=== Section Start ===

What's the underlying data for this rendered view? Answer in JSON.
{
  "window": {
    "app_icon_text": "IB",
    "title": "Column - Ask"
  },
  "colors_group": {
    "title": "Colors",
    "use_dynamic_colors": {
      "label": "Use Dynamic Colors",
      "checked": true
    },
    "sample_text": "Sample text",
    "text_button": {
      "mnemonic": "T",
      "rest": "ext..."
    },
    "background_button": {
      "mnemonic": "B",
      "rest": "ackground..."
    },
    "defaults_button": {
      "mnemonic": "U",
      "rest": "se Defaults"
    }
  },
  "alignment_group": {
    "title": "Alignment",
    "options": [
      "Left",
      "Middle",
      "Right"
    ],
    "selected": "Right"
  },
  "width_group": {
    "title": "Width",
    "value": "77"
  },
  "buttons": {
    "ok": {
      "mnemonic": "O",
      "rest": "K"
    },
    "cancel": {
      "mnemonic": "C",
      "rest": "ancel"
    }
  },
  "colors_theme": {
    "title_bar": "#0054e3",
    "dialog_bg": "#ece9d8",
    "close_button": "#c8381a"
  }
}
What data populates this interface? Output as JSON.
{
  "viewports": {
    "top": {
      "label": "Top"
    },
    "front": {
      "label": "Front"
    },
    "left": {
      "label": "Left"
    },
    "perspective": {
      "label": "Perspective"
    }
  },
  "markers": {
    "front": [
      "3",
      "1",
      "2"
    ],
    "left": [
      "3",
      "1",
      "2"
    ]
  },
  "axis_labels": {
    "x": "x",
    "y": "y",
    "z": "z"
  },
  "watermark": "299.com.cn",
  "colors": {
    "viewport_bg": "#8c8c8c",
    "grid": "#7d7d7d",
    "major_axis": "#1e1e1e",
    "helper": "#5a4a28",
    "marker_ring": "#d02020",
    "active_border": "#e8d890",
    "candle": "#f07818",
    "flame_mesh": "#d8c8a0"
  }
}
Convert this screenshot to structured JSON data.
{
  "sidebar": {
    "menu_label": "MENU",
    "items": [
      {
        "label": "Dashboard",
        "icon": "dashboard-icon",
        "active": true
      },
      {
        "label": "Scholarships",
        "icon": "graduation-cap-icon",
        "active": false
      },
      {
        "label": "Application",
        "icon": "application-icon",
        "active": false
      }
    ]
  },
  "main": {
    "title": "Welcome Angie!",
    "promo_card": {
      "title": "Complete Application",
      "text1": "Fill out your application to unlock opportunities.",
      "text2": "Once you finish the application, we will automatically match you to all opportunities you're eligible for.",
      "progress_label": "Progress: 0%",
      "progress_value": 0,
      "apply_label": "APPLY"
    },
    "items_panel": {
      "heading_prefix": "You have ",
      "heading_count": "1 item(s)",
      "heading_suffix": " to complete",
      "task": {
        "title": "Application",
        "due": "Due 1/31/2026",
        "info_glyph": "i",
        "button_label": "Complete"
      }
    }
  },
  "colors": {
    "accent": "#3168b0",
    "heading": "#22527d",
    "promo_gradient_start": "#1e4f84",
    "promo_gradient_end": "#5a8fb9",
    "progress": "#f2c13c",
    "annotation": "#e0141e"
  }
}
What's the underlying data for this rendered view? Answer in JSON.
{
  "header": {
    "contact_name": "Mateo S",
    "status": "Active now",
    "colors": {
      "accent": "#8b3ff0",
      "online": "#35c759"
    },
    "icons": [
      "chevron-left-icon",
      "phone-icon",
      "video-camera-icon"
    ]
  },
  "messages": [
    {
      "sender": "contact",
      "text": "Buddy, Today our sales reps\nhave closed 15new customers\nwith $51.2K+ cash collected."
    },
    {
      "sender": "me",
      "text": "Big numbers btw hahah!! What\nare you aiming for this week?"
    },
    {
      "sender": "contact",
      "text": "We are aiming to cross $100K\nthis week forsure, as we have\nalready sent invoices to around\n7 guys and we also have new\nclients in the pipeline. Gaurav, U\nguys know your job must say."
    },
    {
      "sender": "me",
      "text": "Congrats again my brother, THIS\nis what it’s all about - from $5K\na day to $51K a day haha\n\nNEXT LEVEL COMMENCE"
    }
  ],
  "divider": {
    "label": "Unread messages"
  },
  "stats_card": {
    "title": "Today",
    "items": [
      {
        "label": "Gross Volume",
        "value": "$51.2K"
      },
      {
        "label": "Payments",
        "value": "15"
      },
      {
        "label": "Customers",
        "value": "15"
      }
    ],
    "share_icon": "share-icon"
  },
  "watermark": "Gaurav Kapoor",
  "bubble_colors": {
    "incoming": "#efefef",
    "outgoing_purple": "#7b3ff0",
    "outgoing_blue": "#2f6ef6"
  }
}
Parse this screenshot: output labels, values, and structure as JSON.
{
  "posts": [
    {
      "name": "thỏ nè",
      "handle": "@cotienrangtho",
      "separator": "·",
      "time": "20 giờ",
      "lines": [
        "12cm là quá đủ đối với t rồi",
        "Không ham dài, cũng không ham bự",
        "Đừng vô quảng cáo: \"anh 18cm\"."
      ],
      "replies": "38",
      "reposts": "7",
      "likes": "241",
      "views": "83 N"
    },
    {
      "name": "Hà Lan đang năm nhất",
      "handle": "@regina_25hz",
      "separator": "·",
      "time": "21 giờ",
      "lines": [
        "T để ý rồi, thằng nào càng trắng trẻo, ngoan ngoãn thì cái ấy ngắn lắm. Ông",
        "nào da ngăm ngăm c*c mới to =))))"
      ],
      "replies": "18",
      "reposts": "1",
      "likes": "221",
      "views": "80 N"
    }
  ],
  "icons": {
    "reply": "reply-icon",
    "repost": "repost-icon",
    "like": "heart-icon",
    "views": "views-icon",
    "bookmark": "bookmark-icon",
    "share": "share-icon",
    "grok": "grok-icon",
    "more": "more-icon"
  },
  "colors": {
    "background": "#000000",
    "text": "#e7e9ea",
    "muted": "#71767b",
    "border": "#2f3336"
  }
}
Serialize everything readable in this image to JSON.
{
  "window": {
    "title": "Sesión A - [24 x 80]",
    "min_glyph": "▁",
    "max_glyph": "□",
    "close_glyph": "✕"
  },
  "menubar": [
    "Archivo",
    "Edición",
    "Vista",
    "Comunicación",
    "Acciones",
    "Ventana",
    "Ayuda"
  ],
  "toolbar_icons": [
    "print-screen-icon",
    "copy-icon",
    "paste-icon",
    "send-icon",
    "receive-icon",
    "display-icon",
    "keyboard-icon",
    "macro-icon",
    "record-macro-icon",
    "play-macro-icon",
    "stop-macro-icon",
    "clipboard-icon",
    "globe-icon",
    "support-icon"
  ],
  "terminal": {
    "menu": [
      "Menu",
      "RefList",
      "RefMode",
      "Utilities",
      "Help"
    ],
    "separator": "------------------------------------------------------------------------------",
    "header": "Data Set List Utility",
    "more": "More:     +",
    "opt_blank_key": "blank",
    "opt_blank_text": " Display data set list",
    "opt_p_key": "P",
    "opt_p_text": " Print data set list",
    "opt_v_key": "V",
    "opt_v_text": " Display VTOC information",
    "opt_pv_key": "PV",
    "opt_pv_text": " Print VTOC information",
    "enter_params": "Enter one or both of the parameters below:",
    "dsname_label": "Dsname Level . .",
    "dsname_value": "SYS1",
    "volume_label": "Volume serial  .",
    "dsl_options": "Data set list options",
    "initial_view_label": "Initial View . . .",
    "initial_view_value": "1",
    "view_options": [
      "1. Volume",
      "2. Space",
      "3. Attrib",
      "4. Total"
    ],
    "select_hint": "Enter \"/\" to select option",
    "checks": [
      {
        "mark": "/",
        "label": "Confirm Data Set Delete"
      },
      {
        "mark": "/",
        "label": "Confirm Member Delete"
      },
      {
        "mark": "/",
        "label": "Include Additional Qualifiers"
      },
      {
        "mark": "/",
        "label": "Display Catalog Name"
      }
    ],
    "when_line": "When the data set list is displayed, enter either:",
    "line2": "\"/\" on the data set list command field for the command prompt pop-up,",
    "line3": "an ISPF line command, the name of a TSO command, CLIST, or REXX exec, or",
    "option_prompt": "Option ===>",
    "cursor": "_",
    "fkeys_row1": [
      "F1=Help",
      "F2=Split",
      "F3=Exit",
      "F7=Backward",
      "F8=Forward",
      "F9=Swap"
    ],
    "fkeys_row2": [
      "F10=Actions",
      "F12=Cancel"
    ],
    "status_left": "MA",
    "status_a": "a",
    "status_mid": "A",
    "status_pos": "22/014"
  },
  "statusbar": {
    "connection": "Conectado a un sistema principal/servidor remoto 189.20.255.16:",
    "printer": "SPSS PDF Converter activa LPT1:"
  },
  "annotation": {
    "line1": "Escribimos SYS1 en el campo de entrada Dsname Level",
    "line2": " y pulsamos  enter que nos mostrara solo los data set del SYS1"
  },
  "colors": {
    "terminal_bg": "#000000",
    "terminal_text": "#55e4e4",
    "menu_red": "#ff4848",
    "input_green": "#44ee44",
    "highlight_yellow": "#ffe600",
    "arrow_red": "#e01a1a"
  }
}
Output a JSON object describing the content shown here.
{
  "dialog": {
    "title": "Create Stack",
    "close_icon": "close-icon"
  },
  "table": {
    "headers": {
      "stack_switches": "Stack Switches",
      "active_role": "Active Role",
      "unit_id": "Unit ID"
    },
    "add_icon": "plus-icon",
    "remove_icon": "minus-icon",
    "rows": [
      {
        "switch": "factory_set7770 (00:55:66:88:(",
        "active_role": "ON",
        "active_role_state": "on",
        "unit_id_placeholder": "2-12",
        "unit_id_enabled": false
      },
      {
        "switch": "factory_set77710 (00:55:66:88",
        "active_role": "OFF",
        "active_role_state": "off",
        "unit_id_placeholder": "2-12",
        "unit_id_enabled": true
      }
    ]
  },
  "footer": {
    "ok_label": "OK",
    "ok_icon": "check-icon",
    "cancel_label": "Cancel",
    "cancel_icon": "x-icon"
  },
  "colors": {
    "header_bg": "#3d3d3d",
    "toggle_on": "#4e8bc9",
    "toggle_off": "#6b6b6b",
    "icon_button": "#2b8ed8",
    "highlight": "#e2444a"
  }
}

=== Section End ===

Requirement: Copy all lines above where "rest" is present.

Task response:
      "rest": "ext..."
      "rest": "ackground..."
      "rest": "se Defaults"
      "rest": "K"
      "rest": "ancel"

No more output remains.